#### YOUR OBJECTIVE:
Below are entries to return in full. Keep each one exact.
============================================================
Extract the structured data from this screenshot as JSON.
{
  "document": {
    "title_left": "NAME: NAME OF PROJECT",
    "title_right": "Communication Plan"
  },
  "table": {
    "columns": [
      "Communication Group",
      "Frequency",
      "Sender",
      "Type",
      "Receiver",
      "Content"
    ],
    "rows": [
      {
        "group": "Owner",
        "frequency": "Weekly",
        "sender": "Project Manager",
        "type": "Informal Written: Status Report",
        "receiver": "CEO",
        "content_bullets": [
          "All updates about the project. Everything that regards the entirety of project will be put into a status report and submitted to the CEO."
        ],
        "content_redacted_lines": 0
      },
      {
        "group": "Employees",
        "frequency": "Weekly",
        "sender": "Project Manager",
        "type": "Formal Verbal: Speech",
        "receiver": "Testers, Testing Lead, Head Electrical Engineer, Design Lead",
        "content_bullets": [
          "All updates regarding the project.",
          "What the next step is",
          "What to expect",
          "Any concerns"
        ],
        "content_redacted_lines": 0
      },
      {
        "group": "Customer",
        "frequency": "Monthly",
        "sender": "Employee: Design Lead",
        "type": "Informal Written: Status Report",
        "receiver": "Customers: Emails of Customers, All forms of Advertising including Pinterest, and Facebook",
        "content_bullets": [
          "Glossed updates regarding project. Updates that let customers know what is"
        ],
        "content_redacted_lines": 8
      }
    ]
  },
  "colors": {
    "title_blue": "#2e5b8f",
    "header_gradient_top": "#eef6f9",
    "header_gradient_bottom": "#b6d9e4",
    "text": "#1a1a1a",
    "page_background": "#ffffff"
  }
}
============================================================
#### RESULT OF THE TASK:
Extract the structured data from this screenshot as JSON.
{
  "document": {
    "title_left": "NAME: NAME OF PROJECT",
    "title_right": "Communication Plan"
  },
  "table": {
    "columns": [
      "Communication Group",
      "Frequency",
      "Sender",
      "Type",
      "Receiver",
      "Content"
    ],
    "rows": [
      {
        "group": "Owner",
        "frequency": "Weekly",
        "sender": "Project Manager",
        "type": "Informal Written: Status Report",
        "receiver": "CEO",
        "content_bullets": [
          "All updates about the project. Everything that regards the entirety of project will be put into a status report and submitted to the CEO."
        ],
        "content_redacted_lines": 0
      },
      {
        "group": "Employees",
        "frequency": "Weekly",
        "sender": "Project Manager",
        "type": "Formal Verbal: Speech",
        "receiver": "Testers, Testing Lead, Head Electrical Engineer, Design Lead",
        "content_bullets": [
          "All updates regarding the project.",
          "What the next step is",
          "What to expect",
          "Any concerns"
        ],
        "content_redacted_lines": 0
      },
      {
        "group": "Customer",
        "frequency": "Monthly",
        "sender": "Employee: Design Lead",
        "type": "Informal Written: Status Report",
        "receiver": "Customers: Emails of Customers, All forms of Advertising including Pinterest, and Facebook",
        "content_bullets": [
          "Glossed updates regarding project. Updates that let customers know what is"
        ],
        "content_redacted_lines": 8
      }
    ]
  },
  "colors": {
    "title_blue": "#2e5b8f",
    "header_gradient_top": "#eef6f9",
    "header_gradient_bottom": "#b6d9e4",
    "text": "#1a1a1a",
    "page_background": "#ffffff"
  }
}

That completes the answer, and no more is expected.